We need to take care of ourselves, too! We've got delicious and easy recipes, the latest fashion and home decor trends, health topics that impact every woman and so much more. So grab a cup of coffee and dig in.
It truly takes a village to raise a child, and we're here for you! Link up with a community of moms just like you and learn about fabulous events in your area plus amazing product giveaways, discounts and more!
In a historic move, the city of Washington, D.C., is about to offer the most generous family leave plan in U.S. history. Lawmakers have just introduced a bill that would offer four month of paid family and sick leave for every single person who resides and works in the nation's capital. If the bill passes, it would make a huge difference in the lives of people who have new babies or sick parents to take care of.
One of the most noteworthy features of this bill is that it would make family leave accessible to everyone, not just white-collar workers or people who work for large companies. According to the Washington Post, the bill would grant almost every part-time and full-time employee "16 weeks of paid family leave to bond with an infant or an adopted child, recover from an illness, recuperate from a military deployment or tend to an ill family member."

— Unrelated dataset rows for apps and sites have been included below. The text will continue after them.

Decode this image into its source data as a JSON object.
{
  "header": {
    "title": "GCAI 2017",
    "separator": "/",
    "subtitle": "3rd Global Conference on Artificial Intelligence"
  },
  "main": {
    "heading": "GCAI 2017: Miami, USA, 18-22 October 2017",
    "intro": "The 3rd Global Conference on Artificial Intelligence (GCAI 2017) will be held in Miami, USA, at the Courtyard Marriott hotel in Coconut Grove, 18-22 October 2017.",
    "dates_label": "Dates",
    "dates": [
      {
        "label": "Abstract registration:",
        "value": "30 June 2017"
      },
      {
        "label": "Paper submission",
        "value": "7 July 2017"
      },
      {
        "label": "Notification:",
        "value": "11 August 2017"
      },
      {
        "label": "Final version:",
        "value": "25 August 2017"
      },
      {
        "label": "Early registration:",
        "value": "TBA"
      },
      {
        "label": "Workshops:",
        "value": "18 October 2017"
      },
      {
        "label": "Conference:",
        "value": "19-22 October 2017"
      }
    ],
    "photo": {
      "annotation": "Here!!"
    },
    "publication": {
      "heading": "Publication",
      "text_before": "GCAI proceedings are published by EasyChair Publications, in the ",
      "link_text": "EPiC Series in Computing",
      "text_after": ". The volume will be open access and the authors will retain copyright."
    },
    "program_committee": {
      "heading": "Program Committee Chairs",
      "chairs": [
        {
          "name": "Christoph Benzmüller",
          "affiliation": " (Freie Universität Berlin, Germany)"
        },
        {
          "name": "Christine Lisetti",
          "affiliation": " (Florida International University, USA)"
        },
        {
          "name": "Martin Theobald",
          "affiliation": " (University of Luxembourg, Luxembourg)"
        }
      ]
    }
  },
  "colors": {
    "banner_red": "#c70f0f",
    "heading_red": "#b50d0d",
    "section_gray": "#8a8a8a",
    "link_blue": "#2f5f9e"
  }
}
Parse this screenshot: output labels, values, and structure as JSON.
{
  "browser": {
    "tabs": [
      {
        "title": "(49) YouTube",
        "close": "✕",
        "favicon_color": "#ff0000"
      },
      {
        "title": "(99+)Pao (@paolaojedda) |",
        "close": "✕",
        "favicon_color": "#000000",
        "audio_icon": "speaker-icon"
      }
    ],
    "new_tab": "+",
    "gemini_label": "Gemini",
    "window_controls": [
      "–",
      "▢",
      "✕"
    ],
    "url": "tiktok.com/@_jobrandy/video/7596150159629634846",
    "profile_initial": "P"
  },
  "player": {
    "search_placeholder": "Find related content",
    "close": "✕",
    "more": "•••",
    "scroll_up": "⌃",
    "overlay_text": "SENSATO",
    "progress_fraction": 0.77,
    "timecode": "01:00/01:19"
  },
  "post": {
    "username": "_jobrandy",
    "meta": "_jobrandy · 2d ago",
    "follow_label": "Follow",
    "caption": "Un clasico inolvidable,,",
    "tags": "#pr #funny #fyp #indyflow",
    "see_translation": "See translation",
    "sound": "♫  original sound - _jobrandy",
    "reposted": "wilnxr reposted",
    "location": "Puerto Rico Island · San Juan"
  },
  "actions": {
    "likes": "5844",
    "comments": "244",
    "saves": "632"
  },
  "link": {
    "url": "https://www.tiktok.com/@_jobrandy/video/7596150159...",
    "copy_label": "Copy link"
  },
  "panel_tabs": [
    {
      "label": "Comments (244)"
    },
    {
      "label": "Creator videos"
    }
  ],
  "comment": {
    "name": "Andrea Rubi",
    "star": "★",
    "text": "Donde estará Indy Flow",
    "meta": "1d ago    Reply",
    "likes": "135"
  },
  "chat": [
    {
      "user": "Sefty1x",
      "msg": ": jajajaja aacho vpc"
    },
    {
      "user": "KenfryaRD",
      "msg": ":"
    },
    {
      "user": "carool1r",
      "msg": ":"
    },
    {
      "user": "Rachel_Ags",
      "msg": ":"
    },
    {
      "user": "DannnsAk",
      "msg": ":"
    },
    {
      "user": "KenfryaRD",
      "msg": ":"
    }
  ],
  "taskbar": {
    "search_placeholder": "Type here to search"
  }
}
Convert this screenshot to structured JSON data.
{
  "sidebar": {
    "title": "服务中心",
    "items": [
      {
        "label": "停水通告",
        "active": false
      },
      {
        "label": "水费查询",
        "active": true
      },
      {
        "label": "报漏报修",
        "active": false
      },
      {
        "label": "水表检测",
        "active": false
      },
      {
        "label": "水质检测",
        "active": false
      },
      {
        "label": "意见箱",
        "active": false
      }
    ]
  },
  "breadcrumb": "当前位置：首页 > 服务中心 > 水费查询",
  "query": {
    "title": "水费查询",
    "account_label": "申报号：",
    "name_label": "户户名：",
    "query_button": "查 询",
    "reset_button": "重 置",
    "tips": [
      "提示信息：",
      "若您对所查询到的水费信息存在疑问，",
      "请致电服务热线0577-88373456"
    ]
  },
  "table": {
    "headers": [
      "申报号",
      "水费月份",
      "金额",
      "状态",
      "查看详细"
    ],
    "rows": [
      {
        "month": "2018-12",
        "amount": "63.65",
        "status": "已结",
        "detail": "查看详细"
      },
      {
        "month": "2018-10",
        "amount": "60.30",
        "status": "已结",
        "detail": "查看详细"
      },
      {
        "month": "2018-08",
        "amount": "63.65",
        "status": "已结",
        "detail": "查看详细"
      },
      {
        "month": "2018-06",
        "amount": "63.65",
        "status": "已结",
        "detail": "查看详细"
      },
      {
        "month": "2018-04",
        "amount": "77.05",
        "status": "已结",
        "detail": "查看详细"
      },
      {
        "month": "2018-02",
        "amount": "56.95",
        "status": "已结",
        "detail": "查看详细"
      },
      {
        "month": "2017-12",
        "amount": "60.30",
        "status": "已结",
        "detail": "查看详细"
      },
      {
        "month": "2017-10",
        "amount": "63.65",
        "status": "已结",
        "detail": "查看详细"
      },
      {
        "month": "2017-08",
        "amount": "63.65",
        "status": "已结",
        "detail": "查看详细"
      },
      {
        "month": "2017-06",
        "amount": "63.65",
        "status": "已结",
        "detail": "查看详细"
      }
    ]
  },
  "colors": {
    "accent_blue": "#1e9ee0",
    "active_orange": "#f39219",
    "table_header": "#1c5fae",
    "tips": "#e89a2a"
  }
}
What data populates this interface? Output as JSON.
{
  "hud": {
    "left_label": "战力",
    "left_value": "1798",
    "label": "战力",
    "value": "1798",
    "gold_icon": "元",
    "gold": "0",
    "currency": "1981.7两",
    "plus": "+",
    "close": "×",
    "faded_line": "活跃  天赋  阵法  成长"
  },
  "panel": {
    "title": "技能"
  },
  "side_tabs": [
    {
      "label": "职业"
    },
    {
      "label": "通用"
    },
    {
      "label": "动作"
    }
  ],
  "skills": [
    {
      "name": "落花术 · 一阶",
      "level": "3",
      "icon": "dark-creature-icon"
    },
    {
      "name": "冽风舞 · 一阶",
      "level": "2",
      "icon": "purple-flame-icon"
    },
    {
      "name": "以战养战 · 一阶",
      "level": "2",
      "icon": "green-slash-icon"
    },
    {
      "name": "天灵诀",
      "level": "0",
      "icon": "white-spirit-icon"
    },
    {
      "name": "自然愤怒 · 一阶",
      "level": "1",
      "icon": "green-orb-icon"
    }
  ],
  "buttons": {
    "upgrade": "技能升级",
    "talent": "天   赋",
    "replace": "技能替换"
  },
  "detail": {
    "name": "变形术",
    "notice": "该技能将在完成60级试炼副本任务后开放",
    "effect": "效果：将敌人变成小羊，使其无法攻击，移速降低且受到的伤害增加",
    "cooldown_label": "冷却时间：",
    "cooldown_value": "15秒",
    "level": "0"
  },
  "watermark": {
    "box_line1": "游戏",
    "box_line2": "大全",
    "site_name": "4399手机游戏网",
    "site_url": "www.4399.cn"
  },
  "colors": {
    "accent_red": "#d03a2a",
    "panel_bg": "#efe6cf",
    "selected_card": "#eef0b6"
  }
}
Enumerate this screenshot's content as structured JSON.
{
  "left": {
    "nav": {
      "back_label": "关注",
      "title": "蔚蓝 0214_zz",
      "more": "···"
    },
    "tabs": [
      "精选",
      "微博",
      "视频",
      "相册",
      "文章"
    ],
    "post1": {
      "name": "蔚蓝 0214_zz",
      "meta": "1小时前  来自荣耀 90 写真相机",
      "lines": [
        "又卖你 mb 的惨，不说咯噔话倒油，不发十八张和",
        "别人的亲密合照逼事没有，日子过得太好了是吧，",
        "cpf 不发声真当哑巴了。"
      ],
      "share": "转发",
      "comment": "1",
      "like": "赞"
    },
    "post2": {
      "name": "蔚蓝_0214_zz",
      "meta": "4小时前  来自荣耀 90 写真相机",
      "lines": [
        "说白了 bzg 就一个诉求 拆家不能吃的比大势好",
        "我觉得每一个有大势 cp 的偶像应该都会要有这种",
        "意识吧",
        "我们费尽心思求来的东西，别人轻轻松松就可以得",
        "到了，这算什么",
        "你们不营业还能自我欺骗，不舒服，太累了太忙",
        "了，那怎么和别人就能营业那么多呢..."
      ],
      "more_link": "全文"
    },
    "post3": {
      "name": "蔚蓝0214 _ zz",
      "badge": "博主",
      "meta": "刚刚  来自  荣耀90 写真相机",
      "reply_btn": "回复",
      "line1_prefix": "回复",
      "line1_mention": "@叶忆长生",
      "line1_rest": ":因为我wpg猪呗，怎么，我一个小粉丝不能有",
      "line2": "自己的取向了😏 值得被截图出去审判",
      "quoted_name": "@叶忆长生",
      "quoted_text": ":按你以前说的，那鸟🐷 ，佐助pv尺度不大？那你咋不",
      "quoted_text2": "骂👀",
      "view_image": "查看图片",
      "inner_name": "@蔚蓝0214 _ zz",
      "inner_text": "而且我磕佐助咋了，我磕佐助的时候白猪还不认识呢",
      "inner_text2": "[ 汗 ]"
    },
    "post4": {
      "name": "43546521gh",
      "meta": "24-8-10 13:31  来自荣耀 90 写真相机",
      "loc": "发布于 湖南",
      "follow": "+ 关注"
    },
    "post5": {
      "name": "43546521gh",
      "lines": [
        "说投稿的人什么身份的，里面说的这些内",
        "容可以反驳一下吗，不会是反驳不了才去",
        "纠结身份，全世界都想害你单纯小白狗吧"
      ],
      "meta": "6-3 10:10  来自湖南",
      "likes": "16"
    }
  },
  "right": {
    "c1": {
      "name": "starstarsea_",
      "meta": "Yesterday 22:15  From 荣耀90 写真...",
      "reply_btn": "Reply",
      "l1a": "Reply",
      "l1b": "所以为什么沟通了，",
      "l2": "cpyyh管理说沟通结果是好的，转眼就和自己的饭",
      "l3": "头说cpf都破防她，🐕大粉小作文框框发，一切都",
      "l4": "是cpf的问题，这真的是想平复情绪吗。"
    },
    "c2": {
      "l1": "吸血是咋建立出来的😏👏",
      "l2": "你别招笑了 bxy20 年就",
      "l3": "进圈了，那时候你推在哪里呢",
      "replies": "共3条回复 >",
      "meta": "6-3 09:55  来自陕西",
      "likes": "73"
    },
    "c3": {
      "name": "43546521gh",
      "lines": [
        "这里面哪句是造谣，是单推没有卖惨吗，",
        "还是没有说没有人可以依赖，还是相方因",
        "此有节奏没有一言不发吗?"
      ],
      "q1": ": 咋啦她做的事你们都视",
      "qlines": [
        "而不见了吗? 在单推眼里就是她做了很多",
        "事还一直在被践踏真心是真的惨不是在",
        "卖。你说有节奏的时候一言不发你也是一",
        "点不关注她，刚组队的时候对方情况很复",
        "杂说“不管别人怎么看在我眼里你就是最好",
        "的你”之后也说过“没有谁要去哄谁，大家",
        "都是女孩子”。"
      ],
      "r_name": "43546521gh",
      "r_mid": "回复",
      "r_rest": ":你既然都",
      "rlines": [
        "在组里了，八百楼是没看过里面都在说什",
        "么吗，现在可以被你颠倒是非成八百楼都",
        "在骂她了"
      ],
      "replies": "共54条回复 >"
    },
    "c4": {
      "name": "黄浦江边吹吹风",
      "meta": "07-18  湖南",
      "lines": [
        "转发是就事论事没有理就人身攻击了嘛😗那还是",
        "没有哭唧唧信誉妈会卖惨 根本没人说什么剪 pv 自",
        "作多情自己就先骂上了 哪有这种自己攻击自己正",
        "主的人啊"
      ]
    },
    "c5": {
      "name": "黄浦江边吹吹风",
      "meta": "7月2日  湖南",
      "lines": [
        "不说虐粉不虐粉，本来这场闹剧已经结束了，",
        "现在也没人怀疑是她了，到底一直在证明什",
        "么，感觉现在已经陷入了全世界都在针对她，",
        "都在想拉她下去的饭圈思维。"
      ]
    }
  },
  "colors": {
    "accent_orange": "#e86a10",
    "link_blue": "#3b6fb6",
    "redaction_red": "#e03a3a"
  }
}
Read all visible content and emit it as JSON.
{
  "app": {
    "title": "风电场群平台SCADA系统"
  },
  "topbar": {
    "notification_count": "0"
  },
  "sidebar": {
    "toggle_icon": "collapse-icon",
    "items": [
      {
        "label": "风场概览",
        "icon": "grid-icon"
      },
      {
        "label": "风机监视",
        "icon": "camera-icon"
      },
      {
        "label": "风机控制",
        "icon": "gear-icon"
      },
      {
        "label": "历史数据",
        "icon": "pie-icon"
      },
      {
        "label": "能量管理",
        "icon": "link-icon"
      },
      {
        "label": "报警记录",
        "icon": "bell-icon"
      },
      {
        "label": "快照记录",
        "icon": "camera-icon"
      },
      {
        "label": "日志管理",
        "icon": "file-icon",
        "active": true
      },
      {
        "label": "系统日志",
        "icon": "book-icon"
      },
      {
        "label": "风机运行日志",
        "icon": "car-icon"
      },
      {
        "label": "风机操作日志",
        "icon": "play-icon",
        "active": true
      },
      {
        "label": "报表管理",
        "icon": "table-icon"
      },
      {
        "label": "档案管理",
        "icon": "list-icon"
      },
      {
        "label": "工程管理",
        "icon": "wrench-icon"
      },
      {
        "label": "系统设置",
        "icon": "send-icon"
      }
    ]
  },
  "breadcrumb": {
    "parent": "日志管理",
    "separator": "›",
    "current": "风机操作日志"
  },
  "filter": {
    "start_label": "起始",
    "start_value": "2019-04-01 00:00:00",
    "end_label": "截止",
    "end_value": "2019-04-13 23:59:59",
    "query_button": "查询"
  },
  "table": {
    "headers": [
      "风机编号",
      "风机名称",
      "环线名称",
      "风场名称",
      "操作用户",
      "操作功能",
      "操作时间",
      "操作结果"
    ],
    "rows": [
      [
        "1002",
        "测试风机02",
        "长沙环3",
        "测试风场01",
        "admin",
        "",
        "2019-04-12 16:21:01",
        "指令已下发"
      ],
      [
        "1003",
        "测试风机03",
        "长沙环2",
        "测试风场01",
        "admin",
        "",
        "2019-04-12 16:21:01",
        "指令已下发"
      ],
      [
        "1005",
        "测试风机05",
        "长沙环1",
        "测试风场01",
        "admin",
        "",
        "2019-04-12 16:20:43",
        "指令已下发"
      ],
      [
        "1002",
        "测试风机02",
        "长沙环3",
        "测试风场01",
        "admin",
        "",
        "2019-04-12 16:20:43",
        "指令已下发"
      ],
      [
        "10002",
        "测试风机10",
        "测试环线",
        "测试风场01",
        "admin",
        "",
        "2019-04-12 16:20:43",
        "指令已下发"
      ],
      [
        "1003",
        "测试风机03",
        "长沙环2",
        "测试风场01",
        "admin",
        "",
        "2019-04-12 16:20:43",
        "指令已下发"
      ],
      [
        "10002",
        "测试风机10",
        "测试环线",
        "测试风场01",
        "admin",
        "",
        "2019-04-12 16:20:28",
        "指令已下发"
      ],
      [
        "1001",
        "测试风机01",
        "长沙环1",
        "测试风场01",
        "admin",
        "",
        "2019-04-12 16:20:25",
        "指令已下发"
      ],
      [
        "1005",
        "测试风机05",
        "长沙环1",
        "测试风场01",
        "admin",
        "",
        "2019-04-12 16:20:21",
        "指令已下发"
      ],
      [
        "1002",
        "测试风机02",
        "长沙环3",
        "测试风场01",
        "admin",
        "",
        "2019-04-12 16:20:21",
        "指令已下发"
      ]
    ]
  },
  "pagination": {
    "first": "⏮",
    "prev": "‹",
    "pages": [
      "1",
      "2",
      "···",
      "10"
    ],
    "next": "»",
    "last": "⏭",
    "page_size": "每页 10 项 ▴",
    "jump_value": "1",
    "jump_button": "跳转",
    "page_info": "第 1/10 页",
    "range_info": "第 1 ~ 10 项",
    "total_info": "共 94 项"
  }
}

In comparison, most other states only offer 12 weeks of unpaid leave through the FamilyLeave and Medical Act (FMLA) and that's only for a small percentage of the workforce. If the proposed plan passes, it would more than double the length of any paid-leave program in the U.S.
The money for the bill—which is highly supported by the Obama administration—would come from a special tax incurred on the city's employees, ranging from 0.6 percent annually for minimum wage workers to 1 percent of the salaries for people who earn more than $150,000 per year.
Since the U.S. is, embarrassingly enough, currently the only developed nation with no paid family leave policy, this is definitely a step in the right direction to rectifying our shameful lack of care for new parents and caregivers.
Hopefully other states will start taking similar steps soon.